New York-born physicist Murray Gell-Mann is known for his creation of the eightfold way, an ordering system for subatomic particles, comparable to the periodic table. His discovery of the omega-minus particle filled a gap in the system, brought the theory wide acceptance and led to Gell-Mann's winning the Nobel Prize in Physics in 1969.

Listeners: Geoffrey West

Geoffrey West is a Staff Member, Fellow, and Program Manager for High Energy Physics at Los Alamos National Laboratory. He is also a member of The Santa Fe Institute. He is a native of England and was educated at Cambridge University (B.A. 1961). He received his Ph.D. from Stanford University in 1966 followed by post-doctoral appointments at Cornell and Harvard Universities. He returned to Stanford as a faculty member in 1970. He left to build and lead the Theoretical High Energy Physics Group at Los Alamos. He has numerous scientific publications including the editing of three books. His primary interest has been in fundamental questions in Physics, especially those concerning the elementary particles and their interactions. His long-term fascination in general scaling phenomena grew out of his work on scaling in quantum chromodynamics and the unification of all forces of nature. In 1996 this evolved into the highly productive collaboration with James Brown and Brian Enquist on the origin of allometric scaling laws in biology and the development of realistic quantitative models that analyse the influence of size on the structural and functional design of organisms.

Tags: David Gross, Frank Wilczek, Gerard ′t Hooft, Hugh David Politzer, James Bjorken, Richard Feynman

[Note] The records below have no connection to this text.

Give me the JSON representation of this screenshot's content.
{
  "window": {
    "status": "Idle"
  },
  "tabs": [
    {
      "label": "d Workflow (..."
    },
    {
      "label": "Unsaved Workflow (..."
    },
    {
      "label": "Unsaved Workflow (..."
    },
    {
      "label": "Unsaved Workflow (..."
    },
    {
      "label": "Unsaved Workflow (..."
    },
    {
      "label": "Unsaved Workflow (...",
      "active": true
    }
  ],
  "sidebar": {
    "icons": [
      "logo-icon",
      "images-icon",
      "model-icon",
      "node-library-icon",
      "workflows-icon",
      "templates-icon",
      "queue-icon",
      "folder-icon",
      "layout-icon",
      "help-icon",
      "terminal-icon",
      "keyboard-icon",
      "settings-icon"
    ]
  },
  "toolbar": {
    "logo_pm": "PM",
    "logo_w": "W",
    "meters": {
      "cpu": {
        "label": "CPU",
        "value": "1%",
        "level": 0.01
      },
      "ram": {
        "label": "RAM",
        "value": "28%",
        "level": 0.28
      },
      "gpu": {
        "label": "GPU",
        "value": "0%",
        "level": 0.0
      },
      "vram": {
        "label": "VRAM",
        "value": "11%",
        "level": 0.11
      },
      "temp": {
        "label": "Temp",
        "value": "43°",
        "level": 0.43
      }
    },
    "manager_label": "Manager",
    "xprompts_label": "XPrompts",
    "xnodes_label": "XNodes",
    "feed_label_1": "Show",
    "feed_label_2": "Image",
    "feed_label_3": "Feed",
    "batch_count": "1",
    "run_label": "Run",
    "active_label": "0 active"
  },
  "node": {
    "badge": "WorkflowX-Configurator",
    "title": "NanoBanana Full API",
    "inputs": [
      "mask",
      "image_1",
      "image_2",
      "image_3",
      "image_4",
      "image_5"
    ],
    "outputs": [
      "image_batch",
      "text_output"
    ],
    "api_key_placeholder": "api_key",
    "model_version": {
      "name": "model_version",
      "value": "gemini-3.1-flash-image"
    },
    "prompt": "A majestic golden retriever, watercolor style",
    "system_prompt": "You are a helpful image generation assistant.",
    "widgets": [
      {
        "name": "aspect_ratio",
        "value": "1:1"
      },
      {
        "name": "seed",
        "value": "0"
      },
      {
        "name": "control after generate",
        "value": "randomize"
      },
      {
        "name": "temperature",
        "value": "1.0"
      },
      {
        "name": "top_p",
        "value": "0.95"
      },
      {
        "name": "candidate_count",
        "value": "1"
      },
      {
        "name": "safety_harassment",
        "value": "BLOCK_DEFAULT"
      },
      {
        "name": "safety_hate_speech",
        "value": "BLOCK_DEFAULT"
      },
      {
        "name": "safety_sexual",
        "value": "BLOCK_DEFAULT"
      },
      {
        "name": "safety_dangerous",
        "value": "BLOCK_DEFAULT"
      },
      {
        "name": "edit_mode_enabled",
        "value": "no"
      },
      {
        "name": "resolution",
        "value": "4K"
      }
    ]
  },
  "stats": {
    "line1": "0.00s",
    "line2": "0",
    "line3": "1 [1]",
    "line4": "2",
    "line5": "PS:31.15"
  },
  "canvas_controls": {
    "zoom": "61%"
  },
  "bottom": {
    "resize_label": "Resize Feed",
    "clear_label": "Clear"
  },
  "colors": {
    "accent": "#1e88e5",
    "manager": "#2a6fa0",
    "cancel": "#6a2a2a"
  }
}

Duration: 2 minutes, 4 seconds

Date story recorded: October 1997

Date story went live: 29 September 2010